5. The Albright-Knox reveals the hitherto fore secret existence of its massive LeRoy Neiman collection, including an autographed set of his complete Playboy cartoons, and dedicates a wing to his work.
- Greg Olma
Welcome to the Vinyl Age
2012 was the year the vinyl records stopped being just a hobby of the few and started to be the joy of many. I predict that 2013 will be the year that high-fidelity records with big beautiful artwork once again take hold of the public imagination, and the MP3 will finally make its journey to the land of obsolescence.
- Allen Farmelo
13 Ways of Looking at a Robin
With the increasing extinction of the blizzard as a characteristic Buffalo weather form, local academics mount a conference during January break, attracting participants from English departments across the nation. Papers presented include “An Introduction to Snow Shovel Semiotics,” “Deconstructing Blizzard Media Tropes: A Foucauldian Post-Structuralist Analysis,” and “Snow Plow Square Dancing: An Exercise in (En)gendering Disused Heavy Equipment.” Conference participants are easily identified by their square black glasses, sockless Birkenstocks, cargo pocket shorts, and Hawaiian shirts. (Amusing side note: http://www.flickr.com/groups/winterlessbuffalo.)
- Cynthia Van Ness, Buffalo Issue Alerts
Pity Scajaquada Creek
I predict that I will continue to be inundated by suburban sewers and their poop, driven over by 100,000 cars, and recipient of their exhaust, brake fluid, oil spills, and gas leaks.
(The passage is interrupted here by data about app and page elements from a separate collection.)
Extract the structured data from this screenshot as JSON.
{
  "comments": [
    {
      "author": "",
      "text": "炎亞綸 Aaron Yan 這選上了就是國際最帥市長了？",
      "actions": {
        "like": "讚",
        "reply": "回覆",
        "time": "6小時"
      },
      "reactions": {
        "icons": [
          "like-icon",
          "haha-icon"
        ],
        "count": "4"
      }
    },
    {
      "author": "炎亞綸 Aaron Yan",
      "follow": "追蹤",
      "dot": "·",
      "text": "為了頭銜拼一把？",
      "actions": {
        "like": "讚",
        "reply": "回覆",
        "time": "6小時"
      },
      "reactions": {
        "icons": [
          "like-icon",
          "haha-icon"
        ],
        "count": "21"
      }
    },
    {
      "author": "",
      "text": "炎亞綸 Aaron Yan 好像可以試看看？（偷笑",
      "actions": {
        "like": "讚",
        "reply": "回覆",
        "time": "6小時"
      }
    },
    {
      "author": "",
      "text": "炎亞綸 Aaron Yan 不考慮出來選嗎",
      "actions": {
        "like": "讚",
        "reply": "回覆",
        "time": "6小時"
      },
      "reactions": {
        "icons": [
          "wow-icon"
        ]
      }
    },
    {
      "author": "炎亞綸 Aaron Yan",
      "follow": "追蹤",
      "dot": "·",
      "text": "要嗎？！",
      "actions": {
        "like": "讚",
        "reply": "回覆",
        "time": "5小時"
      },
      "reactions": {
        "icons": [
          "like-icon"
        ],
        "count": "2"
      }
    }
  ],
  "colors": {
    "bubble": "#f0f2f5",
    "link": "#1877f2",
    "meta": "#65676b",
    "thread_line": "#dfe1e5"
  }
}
Tens of thousands of flicked cigarette butts, thousands of Burger King wrappers, dozens of Tops shopping carts, and hundreds of Buffalo Dart Street impound vehicles will continue to poison me and threaten the water supply of Buffalo, Tonawanda, Wheatfield, Grand Island, Niagara Falls, US and Canada, Lewiston, Youngstown, and Lake Ontario communities.
New threats to me will continue to come ahead full force; Buffalo’s weak waterfront revitalization plan and politicians could allow a gas station on the banks, yet the kingfishers, green and blue heron, flying above and the bass, trout, bluegills, perch, sunfish, carp, bullhead, shad, shiners and other baitfish swimmming in me are appreciated by the kayakers, canoeists, bicyclists, and joggers sharing the Jesse Kregal Pathway shouldering my once-pure waters. Buffalo and Black Rock drank from, swam in, and lived from the Scajaquada and may once again appreciate me.
- Po’ Sweetwater, a.k.a. Scajaquada Creek
blog comments powered by Disqus
Issue Navigation> Issue Index > v12n1 (Week of Thursday, January 3) > Cover Story > Looking Ahead: Wishes and Prognostications
This Week's Issue • Artvoice Daily • Artvoice TV • Events Calendar • Classifieds